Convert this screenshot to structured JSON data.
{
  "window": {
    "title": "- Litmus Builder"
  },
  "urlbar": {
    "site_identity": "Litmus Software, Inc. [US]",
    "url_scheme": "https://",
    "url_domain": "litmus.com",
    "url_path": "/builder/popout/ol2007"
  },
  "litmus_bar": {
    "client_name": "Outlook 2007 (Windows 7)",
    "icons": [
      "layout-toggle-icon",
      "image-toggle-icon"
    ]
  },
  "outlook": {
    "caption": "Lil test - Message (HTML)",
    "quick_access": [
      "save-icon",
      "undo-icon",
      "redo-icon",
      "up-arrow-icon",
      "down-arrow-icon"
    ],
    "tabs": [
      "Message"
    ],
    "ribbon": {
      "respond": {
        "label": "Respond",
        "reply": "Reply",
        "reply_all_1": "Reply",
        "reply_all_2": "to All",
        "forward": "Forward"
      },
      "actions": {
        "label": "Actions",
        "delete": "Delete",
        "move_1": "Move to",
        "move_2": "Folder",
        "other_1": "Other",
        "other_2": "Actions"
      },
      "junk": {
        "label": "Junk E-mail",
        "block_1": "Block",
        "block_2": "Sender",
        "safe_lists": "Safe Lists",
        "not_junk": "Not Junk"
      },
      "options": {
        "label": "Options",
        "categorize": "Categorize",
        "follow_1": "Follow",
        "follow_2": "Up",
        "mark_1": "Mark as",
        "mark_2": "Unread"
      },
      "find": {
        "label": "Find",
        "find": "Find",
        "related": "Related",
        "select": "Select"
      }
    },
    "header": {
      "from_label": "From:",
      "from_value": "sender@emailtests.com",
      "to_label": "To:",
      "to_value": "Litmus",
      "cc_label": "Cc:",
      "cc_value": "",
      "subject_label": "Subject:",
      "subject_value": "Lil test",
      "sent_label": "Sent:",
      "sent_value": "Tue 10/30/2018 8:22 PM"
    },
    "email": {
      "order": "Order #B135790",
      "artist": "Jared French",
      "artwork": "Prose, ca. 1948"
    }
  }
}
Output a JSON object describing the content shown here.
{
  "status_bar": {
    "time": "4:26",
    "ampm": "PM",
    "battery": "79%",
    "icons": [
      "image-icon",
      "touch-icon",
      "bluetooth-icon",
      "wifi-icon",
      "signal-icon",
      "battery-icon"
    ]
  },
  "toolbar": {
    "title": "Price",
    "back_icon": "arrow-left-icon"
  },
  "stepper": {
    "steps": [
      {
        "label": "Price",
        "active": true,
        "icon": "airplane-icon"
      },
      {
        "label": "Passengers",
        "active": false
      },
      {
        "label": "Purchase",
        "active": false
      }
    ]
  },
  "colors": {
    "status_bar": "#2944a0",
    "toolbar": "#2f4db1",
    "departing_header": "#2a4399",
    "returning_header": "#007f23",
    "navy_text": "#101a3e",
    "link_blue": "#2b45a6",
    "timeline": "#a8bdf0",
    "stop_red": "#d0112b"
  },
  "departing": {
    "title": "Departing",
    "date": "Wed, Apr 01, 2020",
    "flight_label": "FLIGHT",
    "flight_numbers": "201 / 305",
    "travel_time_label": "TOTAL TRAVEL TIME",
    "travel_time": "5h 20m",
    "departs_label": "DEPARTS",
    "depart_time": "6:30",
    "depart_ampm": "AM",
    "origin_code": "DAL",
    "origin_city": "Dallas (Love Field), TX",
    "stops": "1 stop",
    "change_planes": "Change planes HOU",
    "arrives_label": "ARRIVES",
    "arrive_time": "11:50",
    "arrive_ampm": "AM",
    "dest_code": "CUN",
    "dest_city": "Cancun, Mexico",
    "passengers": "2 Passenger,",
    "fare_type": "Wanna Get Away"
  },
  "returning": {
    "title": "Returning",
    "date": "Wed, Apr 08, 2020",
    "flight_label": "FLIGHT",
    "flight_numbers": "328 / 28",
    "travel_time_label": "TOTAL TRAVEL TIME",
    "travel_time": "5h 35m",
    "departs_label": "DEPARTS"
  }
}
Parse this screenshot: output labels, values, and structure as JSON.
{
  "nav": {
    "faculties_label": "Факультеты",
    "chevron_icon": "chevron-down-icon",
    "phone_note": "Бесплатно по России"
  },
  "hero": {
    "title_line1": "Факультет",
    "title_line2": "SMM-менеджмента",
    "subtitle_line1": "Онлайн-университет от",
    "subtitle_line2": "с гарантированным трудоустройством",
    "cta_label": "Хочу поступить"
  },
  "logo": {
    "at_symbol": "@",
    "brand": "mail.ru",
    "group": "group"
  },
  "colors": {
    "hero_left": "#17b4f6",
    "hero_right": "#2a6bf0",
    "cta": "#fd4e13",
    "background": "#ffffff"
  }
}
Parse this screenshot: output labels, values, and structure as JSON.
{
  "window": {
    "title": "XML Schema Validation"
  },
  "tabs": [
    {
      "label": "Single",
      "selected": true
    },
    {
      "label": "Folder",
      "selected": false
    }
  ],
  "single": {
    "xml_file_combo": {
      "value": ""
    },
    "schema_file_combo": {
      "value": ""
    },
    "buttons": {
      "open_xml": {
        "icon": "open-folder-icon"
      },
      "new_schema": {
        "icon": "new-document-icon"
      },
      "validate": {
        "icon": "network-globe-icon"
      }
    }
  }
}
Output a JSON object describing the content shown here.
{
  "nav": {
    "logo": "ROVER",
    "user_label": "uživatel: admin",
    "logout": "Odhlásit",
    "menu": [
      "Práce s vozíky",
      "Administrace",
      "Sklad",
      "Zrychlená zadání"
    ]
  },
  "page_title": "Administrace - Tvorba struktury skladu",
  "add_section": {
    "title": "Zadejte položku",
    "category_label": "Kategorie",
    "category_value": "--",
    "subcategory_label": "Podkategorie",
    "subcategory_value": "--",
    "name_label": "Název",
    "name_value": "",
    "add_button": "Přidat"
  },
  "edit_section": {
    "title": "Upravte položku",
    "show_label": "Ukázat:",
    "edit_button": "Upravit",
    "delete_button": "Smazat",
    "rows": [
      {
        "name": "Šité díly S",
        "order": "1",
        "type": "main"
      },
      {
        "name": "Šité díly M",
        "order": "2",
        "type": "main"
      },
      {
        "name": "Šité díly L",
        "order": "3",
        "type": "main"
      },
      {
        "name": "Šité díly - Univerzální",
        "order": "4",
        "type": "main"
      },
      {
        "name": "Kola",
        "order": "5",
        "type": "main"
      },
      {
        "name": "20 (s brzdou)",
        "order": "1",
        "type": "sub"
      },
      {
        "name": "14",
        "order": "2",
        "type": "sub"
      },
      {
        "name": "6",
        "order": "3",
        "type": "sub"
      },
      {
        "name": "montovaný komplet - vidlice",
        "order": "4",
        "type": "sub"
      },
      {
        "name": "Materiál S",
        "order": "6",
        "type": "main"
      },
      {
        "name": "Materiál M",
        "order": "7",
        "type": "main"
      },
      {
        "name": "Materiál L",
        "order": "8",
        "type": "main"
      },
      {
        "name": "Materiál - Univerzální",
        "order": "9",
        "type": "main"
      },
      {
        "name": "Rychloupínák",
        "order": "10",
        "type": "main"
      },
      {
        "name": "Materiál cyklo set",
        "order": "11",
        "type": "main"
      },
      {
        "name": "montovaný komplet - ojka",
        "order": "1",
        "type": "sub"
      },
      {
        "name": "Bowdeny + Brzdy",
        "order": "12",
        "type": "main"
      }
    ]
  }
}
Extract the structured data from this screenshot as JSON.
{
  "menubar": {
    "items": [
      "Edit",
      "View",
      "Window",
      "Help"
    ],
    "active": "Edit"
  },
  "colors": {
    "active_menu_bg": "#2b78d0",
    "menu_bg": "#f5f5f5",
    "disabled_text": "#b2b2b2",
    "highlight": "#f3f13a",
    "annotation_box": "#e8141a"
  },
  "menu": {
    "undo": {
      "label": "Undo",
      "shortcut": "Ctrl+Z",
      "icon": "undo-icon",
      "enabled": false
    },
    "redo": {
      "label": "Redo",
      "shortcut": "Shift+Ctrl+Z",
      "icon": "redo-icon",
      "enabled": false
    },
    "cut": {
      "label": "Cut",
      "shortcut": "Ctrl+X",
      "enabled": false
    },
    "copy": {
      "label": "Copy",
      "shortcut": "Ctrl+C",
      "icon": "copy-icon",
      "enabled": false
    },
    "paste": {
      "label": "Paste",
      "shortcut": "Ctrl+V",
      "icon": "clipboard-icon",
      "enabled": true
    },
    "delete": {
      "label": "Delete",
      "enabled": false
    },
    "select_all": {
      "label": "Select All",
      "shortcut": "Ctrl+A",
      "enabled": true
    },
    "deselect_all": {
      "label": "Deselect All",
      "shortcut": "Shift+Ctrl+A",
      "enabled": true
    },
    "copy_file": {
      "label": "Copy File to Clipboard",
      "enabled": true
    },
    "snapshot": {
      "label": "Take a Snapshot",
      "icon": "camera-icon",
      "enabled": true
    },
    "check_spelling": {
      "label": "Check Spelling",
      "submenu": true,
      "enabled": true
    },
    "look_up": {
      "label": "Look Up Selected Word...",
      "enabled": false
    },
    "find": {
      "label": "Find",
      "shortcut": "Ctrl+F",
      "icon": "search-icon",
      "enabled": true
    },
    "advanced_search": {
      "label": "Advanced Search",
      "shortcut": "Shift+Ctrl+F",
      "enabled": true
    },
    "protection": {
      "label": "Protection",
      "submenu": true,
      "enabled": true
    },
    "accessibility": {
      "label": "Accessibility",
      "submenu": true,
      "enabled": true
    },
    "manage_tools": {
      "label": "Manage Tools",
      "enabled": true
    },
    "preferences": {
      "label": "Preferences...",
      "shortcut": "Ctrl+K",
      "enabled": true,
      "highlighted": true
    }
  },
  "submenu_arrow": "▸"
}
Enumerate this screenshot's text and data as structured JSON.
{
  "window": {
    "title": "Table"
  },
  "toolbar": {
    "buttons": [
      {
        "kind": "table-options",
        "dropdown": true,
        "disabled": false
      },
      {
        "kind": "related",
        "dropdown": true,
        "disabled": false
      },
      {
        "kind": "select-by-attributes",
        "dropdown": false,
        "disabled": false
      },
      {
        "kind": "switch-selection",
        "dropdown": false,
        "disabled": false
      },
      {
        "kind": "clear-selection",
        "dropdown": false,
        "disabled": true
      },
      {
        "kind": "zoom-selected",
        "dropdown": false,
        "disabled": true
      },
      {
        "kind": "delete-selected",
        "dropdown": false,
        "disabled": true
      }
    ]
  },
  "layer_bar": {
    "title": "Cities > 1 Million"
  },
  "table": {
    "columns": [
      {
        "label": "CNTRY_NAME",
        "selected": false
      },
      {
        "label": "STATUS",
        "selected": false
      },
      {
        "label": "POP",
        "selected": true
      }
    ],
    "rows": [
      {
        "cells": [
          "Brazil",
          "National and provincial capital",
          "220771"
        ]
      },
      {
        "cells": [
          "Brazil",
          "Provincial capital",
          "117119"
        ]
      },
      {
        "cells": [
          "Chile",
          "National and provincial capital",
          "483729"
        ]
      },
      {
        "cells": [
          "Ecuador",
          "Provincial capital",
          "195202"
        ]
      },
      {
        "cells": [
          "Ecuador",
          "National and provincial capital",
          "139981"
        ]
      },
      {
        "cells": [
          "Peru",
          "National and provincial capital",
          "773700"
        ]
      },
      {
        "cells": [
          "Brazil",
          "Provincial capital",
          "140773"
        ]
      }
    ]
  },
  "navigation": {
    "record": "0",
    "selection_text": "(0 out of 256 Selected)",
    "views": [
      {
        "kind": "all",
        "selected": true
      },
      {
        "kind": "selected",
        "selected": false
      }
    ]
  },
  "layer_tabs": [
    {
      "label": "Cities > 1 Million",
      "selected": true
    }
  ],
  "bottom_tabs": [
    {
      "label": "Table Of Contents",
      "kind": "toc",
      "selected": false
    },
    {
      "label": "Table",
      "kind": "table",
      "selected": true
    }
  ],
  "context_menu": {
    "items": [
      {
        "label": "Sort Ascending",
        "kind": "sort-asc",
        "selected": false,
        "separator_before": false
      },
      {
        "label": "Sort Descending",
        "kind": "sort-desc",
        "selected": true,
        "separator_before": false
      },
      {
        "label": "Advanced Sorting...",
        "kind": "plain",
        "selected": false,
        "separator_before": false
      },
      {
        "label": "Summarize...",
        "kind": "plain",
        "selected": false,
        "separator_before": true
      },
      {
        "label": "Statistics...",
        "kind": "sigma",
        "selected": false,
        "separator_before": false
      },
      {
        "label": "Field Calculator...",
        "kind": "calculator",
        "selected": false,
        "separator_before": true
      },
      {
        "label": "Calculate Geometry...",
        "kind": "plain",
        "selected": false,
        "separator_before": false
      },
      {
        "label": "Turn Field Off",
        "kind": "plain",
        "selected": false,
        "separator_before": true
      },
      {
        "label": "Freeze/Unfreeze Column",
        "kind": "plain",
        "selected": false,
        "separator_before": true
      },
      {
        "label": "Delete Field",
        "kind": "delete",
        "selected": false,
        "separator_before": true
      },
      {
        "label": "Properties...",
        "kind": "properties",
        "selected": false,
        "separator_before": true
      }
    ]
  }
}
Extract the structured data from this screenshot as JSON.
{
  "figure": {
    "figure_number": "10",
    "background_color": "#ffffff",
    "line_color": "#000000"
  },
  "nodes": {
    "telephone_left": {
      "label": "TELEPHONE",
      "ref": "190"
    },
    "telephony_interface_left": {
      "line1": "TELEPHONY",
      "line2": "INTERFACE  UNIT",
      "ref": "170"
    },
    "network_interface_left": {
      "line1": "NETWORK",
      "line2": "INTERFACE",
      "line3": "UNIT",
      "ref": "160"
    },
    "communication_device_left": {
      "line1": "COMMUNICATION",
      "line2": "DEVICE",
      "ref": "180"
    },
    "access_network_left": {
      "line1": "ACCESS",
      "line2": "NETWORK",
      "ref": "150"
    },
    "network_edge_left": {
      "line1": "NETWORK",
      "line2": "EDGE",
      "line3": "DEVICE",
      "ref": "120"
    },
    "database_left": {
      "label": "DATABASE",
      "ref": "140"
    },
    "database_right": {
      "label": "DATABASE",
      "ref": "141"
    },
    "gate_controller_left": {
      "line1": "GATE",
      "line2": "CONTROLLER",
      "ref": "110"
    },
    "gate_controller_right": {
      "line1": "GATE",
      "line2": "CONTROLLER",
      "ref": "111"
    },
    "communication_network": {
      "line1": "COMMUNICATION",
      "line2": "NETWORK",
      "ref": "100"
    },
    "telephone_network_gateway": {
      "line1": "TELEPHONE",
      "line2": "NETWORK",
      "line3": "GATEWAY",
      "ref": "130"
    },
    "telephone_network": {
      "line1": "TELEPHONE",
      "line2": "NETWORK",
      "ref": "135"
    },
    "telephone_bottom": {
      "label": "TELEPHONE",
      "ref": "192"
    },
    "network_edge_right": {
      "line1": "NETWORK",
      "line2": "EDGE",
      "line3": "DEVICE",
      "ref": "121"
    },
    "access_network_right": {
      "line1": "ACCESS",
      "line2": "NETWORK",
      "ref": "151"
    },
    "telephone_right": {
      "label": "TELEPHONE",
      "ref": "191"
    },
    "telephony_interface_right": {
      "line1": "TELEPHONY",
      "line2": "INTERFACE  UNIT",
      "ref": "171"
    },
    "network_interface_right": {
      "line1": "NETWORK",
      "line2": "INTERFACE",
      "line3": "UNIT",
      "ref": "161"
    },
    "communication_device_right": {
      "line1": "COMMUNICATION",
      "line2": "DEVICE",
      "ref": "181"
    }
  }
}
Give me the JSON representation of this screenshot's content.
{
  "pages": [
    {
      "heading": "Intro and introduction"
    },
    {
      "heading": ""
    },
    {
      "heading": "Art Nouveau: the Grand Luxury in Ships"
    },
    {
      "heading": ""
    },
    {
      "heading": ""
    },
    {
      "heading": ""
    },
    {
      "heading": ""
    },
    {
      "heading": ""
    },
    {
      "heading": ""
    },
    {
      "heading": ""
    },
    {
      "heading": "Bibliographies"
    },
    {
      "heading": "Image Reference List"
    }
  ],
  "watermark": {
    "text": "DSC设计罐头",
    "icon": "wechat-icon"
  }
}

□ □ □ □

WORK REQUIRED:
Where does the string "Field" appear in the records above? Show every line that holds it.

COMPLETED EXERCISE:
    "origin_city": "Dallas (Love Field), TX",
        "label": "Field Calculator...",
        "label": "Turn Field Off",
        "label": "Delete Field",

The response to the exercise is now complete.